# DATA PROVIDED
■ ■ ■ ■ ■ ■ ■

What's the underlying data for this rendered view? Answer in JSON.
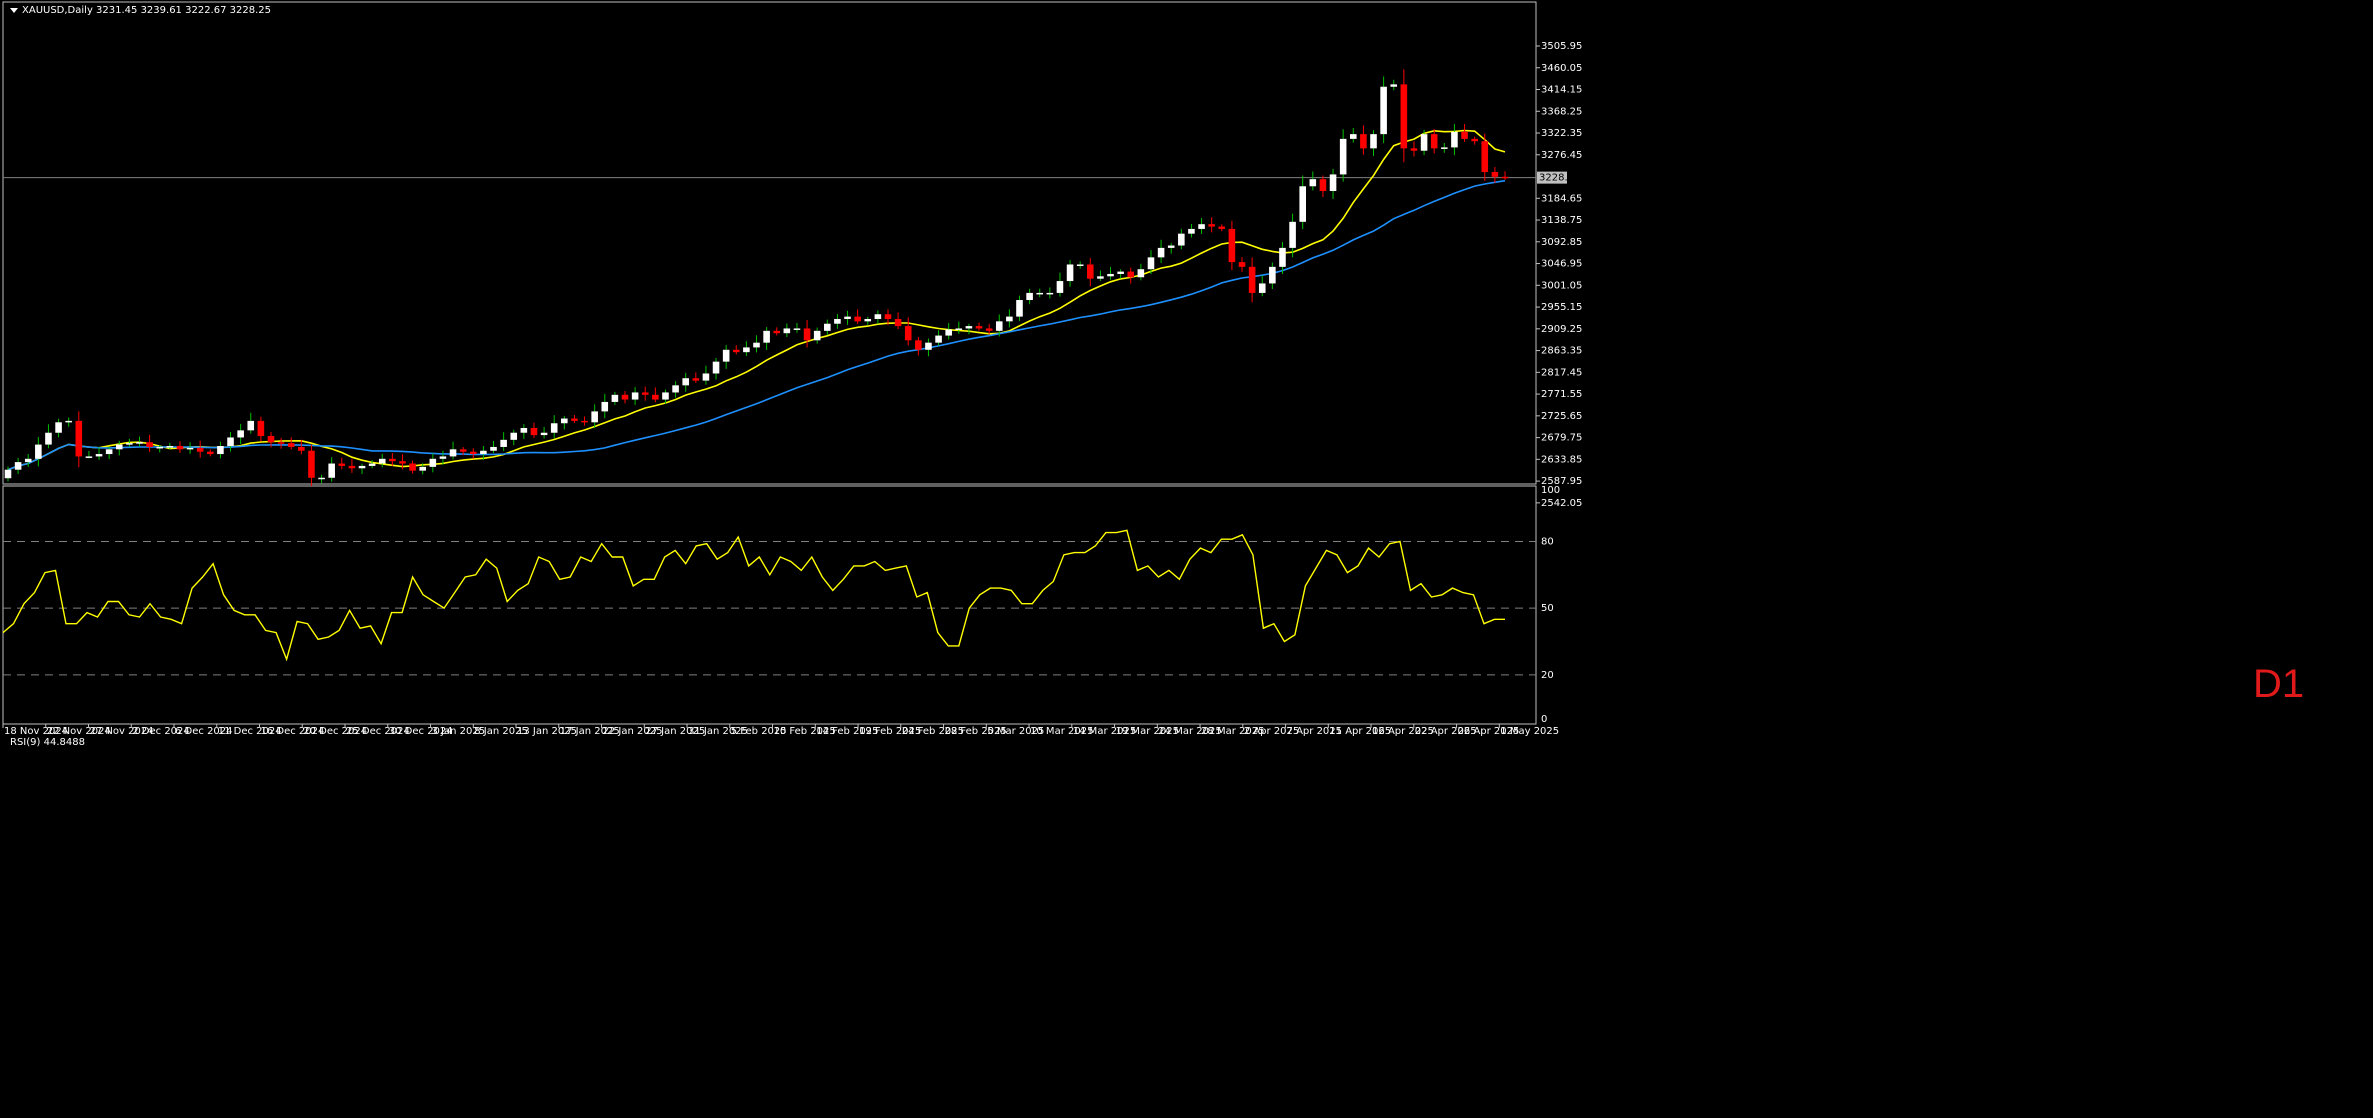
{
  "header": {
    "symbol_line": "XAUUSD,Daily  3231.45 3239.61 3222.67 3228.25",
    "rsi_line": "RSI(9) 44.8488",
    "timeframe": "D1"
  },
  "colors": {
    "background": "#000000",
    "bull_body": "#ffffff",
    "bear_body": "#ff0000",
    "bull_wick": "#00c000",
    "bear_wick": "#ff0000",
    "ma_fast": "#ffff00",
    "ma_slow": "#1e90ff",
    "rsi_line": "#ffff00",
    "grid_level": "#808080",
    "price_line": "#808080"
  },
  "chart_data": [
    {
      "type": "candlestick",
      "title": "XAUUSD,Daily",
      "last_price_label": "3228.25",
      "y_ticks": [
        3505.95,
        3460.05,
        3414.15,
        3368.25,
        3322.35,
        3276.45,
        3184.65,
        3138.75,
        3092.85,
        3046.95,
        3001.05,
        2955.15,
        2909.25,
        2863.35,
        2817.45,
        2771.55,
        2725.65,
        2679.75,
        2633.85,
        2587.95,
        2542.05
      ],
      "ylim": [
        2542.05,
        3551.85
      ],
      "x_ticks": [
        "18 Nov 2024",
        "22 Nov 2024",
        "27 Nov 2024",
        "2 Dec 2024",
        "6 Dec 2024",
        "11 Dec 2024",
        "16 Dec 2024",
        "20 Dec 2024",
        "25 Dec 2024",
        "30 Dec 2024",
        "3 Jan 2025",
        "8 Jan 2025",
        "13 Jan 2025",
        "17 Jan 2025",
        "22 Jan 2025",
        "27 Jan 2025",
        "31 Jan 2025",
        "5 Feb 2025",
        "10 Feb 2025",
        "14 Feb 2025",
        "19 Feb 2025",
        "24 Feb 2025",
        "28 Feb 2025",
        "5 Mar 2025",
        "10 Mar 2025",
        "14 Mar 2025",
        "19 Mar 2025",
        "24 Mar 2025",
        "28 Mar 2025",
        "2 Apr 2025",
        "7 Apr 2025",
        "11 Apr 2025",
        "16 Apr 2025",
        "22 Apr 2025",
        "26 Apr 2025",
        "1 May 2025"
      ],
      "closes": [
        2612,
        2628,
        2635,
        2665,
        2690,
        2712,
        2715,
        2640,
        2640,
        2645,
        2655,
        2665,
        2668,
        2670,
        2660,
        2660,
        2662,
        2655,
        2658,
        2650,
        2645,
        2662,
        2680,
        2695,
        2715,
        2683,
        2670,
        2668,
        2660,
        2652,
        2595,
        2595,
        2625,
        2620,
        2615,
        2620,
        2625,
        2635,
        2630,
        2625,
        2610,
        2618,
        2635,
        2640,
        2655,
        2650,
        2645,
        2652,
        2660,
        2675,
        2690,
        2700,
        2685,
        2690,
        2710,
        2720,
        2715,
        2712,
        2735,
        2755,
        2770,
        2760,
        2775,
        2770,
        2760,
        2775,
        2790,
        2805,
        2800,
        2815,
        2840,
        2865,
        2860,
        2870,
        2880,
        2905,
        2900,
        2910,
        2910,
        2885,
        2905,
        2920,
        2930,
        2935,
        2925,
        2930,
        2940,
        2930,
        2915,
        2885,
        2865,
        2880,
        2895,
        2908,
        2910,
        2915,
        2910,
        2905,
        2925,
        2935,
        2970,
        2985,
        2985,
        2985,
        3010,
        3045,
        3045,
        3015,
        3020,
        3025,
        3030,
        3018,
        3035,
        3060,
        3080,
        3085,
        3110,
        3120,
        3130,
        3125,
        3120,
        3050,
        3040,
        2985,
        3005,
        3040,
        3080,
        3135,
        3210,
        3225,
        3200,
        3235,
        3310,
        3320,
        3290,
        3320,
        3420,
        3425,
        3290,
        3285,
        3320,
        3290,
        3292,
        3325,
        3310,
        3305,
        3240,
        3230,
        3228
      ]
    },
    {
      "type": "line",
      "title": "RSI(9) 44.8488",
      "y_ticks": [
        100,
        80,
        50,
        20,
        0
      ],
      "levels": [
        80,
        50,
        20
      ],
      "ylim": [
        0,
        100
      ],
      "values": [
        39,
        43,
        52,
        57,
        66,
        67,
        43,
        43,
        48,
        46,
        53,
        53,
        47,
        46,
        52,
        46,
        45,
        43,
        59,
        64,
        70,
        56,
        49,
        47,
        47,
        40,
        39,
        27,
        44,
        43,
        36,
        37,
        40,
        49,
        41,
        42,
        34,
        48,
        48,
        64,
        56,
        53,
        50,
        57,
        64,
        65,
        72,
        68,
        53,
        58,
        61,
        73,
        71,
        63,
        64,
        73,
        71,
        79,
        73,
        73,
        60,
        63,
        63,
        73,
        76,
        70,
        78,
        79,
        72,
        75,
        82,
        69,
        73,
        65,
        73,
        71,
        67,
        73,
        64,
        58,
        63,
        69,
        69,
        71,
        67,
        68,
        69,
        55,
        57,
        39,
        33,
        33,
        50,
        56,
        59,
        59,
        58,
        52,
        52,
        58,
        62,
        74,
        75,
        75,
        78,
        84,
        84,
        85,
        67,
        69,
        64,
        67,
        63,
        72,
        77,
        75,
        81,
        81,
        83,
        74,
        41,
        43,
        35,
        38,
        60,
        68,
        76,
        74,
        66,
        69,
        77,
        73,
        79,
        80,
        58,
        61,
        55,
        56,
        59,
        57,
        56,
        43,
        45,
        45
      ]
    }
  ]
}
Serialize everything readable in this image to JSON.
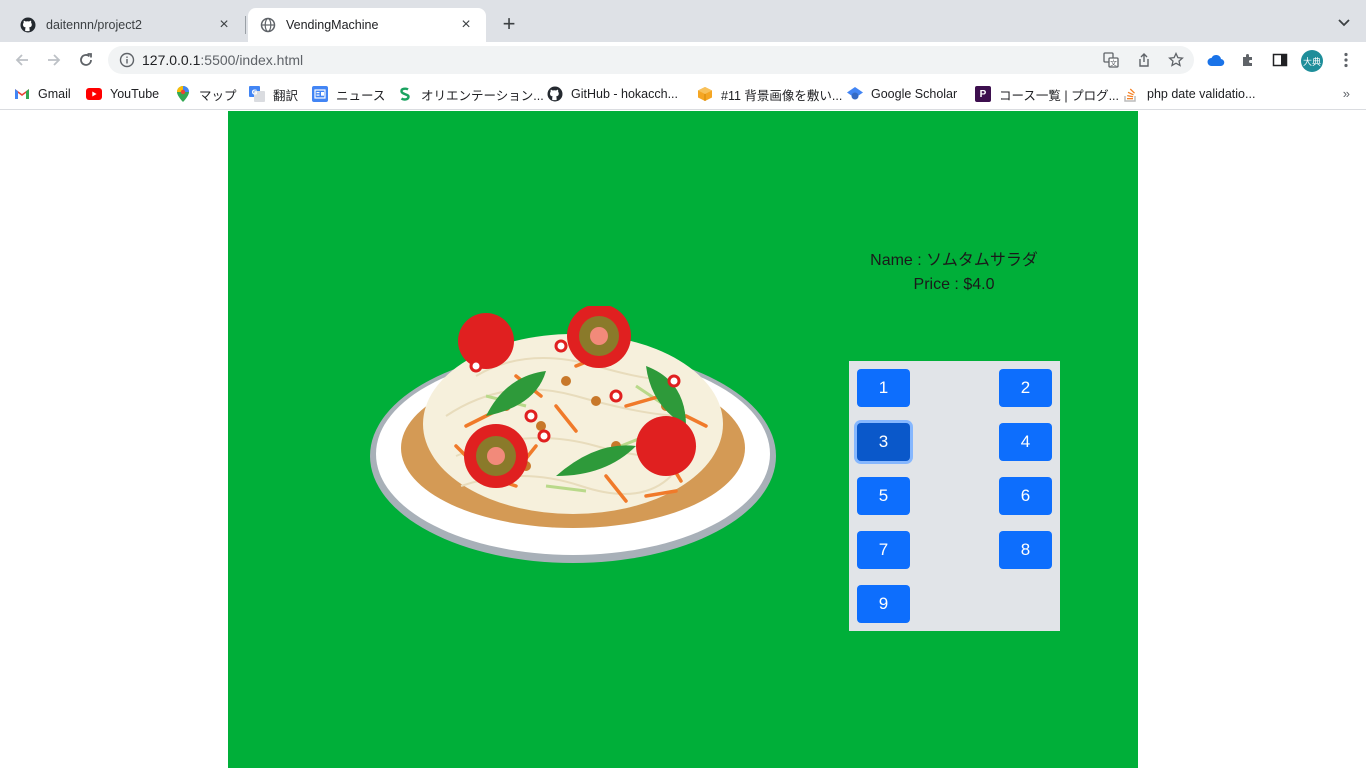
{
  "browser": {
    "tabs": [
      {
        "title": "daitennn/project2",
        "icon": "github-icon"
      },
      {
        "title": "VendingMachine",
        "icon": "globe-icon"
      }
    ],
    "url_host": "127.0.0.1",
    "url_rest": ":5500/index.html",
    "avatar_text": "大典",
    "bookmarks": [
      {
        "label": "Gmail",
        "icon": "gmail-icon"
      },
      {
        "label": "YouTube",
        "icon": "youtube-icon"
      },
      {
        "label": "マップ",
        "icon": "maps-icon"
      },
      {
        "label": "翻訳",
        "icon": "translate-icon"
      },
      {
        "label": "ニュース",
        "icon": "news-icon"
      },
      {
        "label": "オリエンテーション...",
        "icon": "orientation-icon"
      },
      {
        "label": "GitHub - hokacch...",
        "icon": "github-icon"
      },
      {
        "label": "#11 背景画像を敷い...",
        "icon": "box-icon"
      },
      {
        "label": "Google Scholar",
        "icon": "scholar-icon"
      },
      {
        "label": "コース一覧 | プログ...",
        "icon": "progate-icon"
      },
      {
        "label": "php date validatio...",
        "icon": "stackoverflow-icon"
      }
    ],
    "bookmarks_more": "»"
  },
  "vending": {
    "name_line": "Name : ソムタムサラダ",
    "price_line": "Price : $4.0",
    "image_alt": "som-tam-salad",
    "keys": [
      "1",
      "2",
      "3",
      "4",
      "5",
      "6",
      "7",
      "8",
      "9"
    ],
    "selected_key": "3"
  },
  "colors": {
    "machine_bg": "#00af39",
    "keypad_bg": "#e1e4e8",
    "key_bg": "#0d6efd",
    "key_selected_bg": "#0a58ca"
  }
}
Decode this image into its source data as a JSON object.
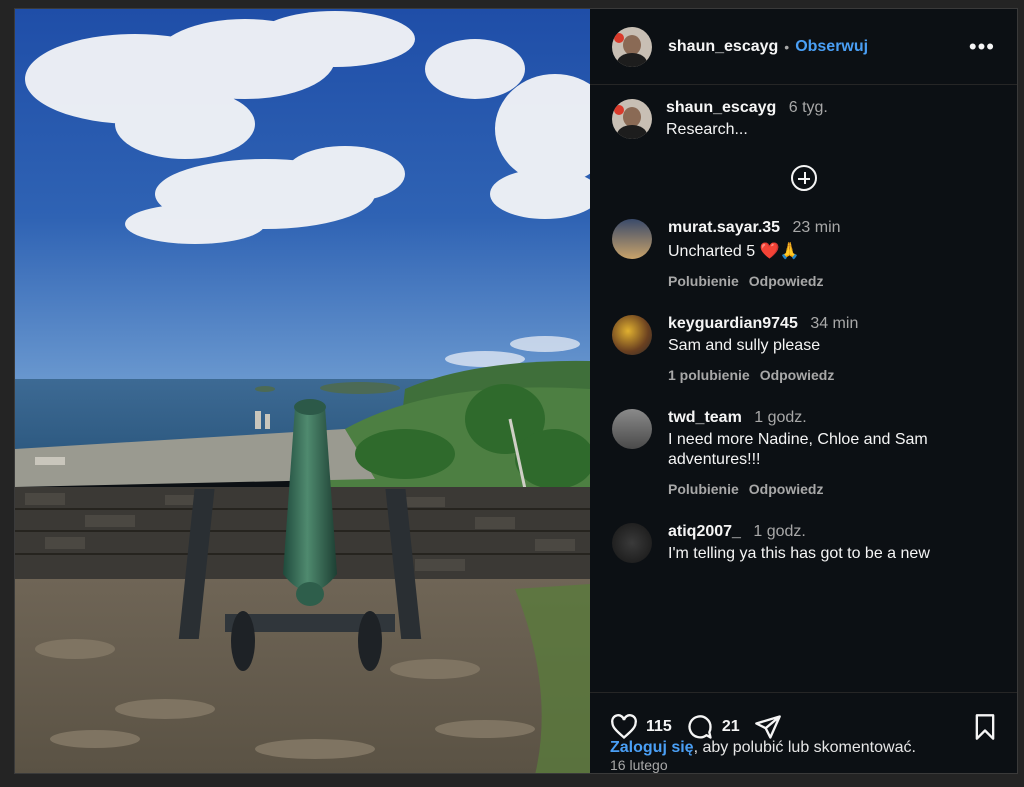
{
  "post": {
    "author": "shaun_escayg",
    "separator": "•",
    "follow_label": "Obserwuj",
    "more_icon": "more-horizontal-icon",
    "caption": {
      "time": "6 tyg.",
      "text": "Research..."
    },
    "likes_count": "115",
    "comments_count": "21",
    "date": "16 lutego"
  },
  "comments": [
    {
      "user": "murat.sayar.35",
      "time": "23 min",
      "text": "Uncharted 5 ❤️🙏",
      "likes": "Polubienie",
      "reply": "Odpowiedz"
    },
    {
      "user": "keyguardian9745",
      "time": "34 min",
      "text": "Sam and sully please",
      "likes": "1 polubienie",
      "reply": "Odpowiedz"
    },
    {
      "user": "twd_team",
      "time": "1 godz.",
      "text_line1": "I need more Nadine, Chloe and Sam",
      "text_line2": "adventures!!!",
      "likes": "Polubienie",
      "reply": "Odpowiedz"
    },
    {
      "user": "atiq2007_",
      "time": "1 godz.",
      "text": "I'm telling ya this has got to be a new"
    }
  ],
  "login": {
    "link": "Zaloguj się",
    "rest": ", aby polubić lub skomentować."
  },
  "colors": {
    "accent": "#4a9ff5",
    "background": "#0c1014",
    "muted": "#a8a8a8"
  }
}
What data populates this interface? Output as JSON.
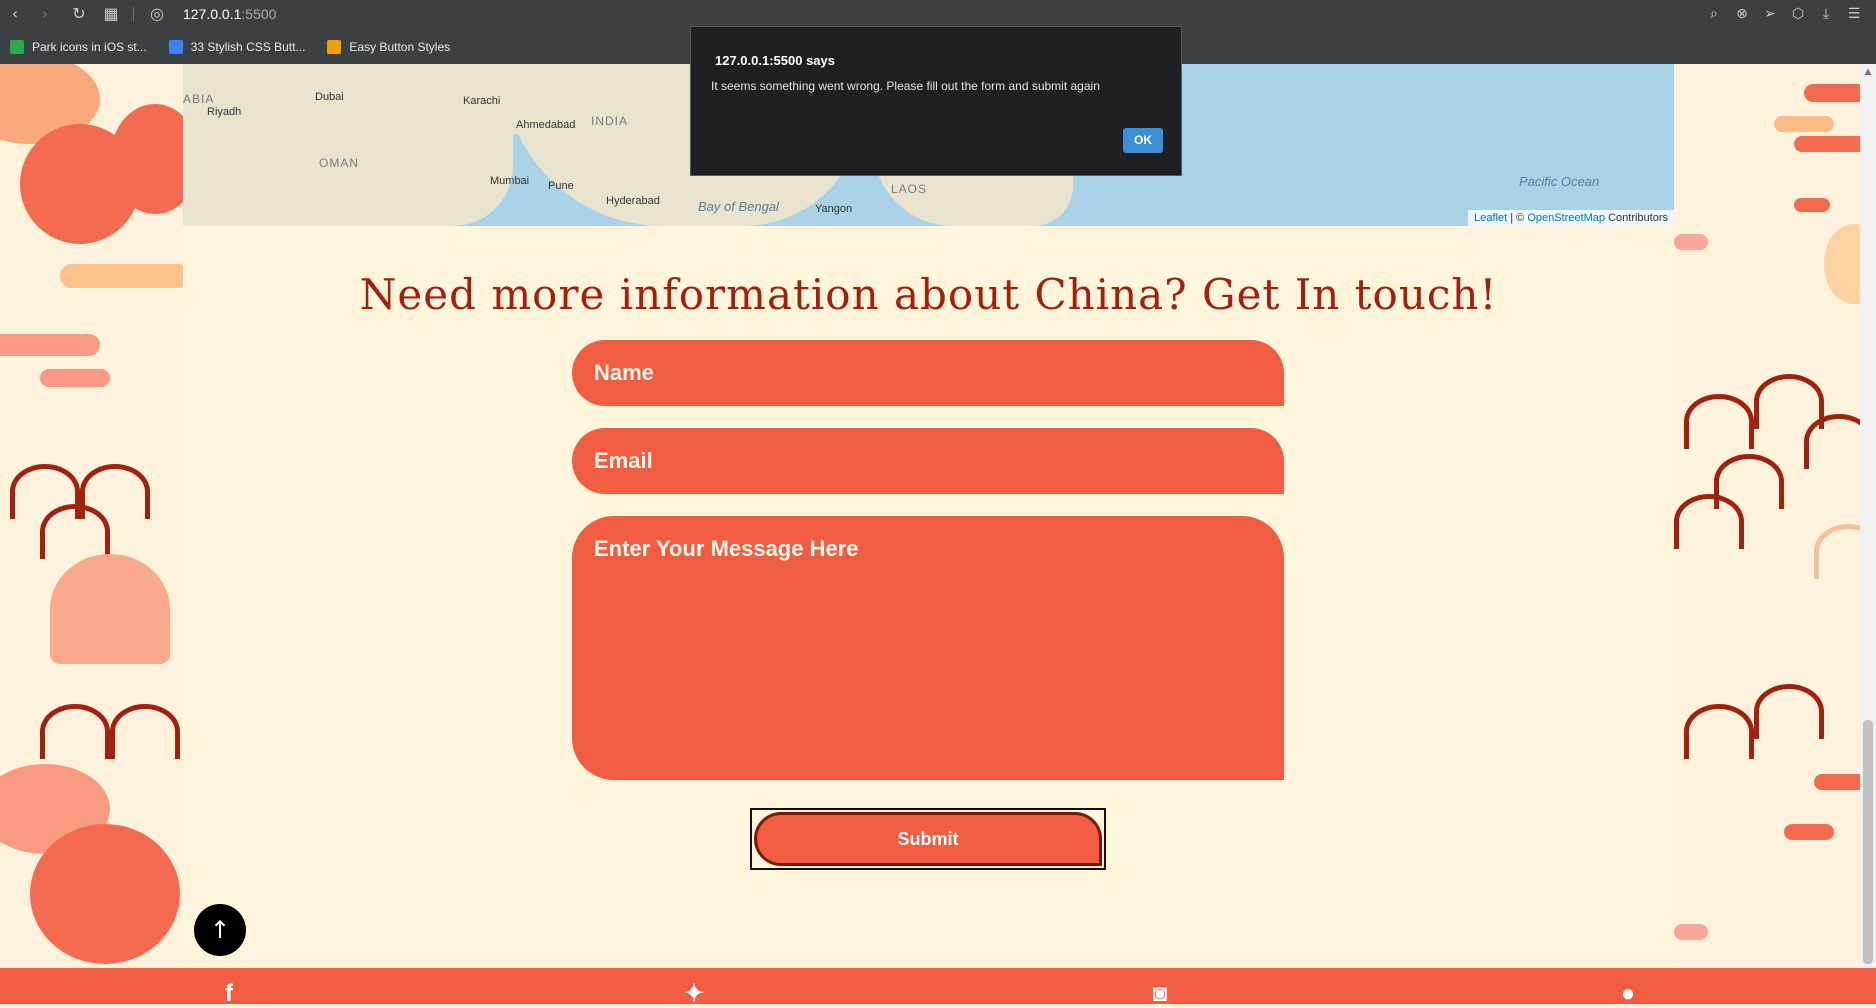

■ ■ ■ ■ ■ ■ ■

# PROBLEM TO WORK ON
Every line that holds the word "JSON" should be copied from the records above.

# RESPONSE BOX
What's the underlying data for this rendered view? Answer in JSON.
Serialize everything readable in this image to JSON.
Decode this image into its source data as a JSON object.
What data populates this interface? Output as JSON.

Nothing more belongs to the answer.